Problem to work on: Give every line from the entries that contains "color".

The input:
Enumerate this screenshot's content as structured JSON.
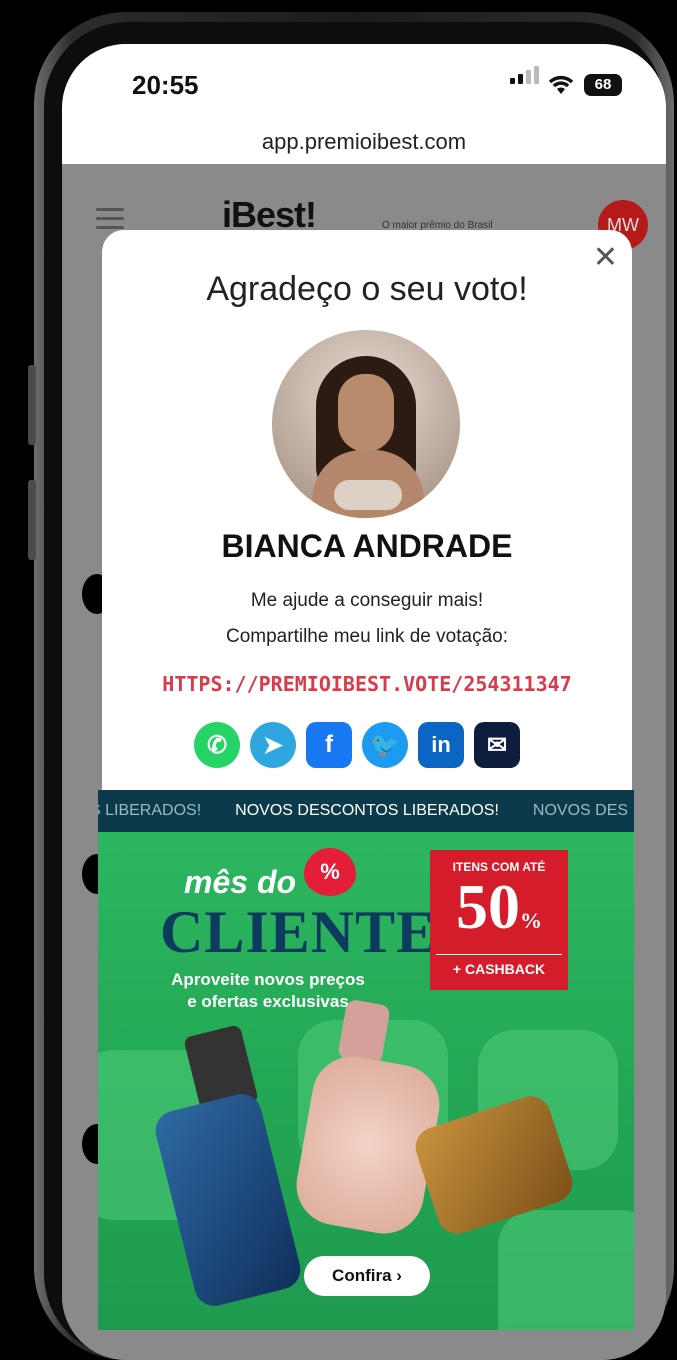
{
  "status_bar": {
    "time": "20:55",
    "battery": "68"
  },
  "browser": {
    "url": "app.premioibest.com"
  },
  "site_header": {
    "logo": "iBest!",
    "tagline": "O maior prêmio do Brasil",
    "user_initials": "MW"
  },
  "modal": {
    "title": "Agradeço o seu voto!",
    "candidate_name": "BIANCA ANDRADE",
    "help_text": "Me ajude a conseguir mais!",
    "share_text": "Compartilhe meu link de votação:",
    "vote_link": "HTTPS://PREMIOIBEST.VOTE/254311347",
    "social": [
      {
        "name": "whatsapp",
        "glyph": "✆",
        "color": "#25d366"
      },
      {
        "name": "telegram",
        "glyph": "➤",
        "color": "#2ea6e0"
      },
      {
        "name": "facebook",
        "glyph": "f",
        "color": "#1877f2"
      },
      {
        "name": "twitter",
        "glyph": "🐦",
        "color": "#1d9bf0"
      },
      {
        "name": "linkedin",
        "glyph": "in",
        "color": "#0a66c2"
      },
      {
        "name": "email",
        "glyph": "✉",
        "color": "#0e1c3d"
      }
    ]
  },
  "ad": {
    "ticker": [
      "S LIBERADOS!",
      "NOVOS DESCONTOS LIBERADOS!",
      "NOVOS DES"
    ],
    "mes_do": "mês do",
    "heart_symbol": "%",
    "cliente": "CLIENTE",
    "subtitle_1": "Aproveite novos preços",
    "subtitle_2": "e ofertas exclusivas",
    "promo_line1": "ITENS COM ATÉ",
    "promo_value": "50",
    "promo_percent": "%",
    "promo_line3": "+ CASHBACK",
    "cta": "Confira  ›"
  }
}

Output of the exercise:
        "color": "#25d366"
        "color": "#2ea6e0"
        "color": "#1877f2"
        "color": "#1d9bf0"
        "color": "#0a66c2"
        "color": "#0e1c3d"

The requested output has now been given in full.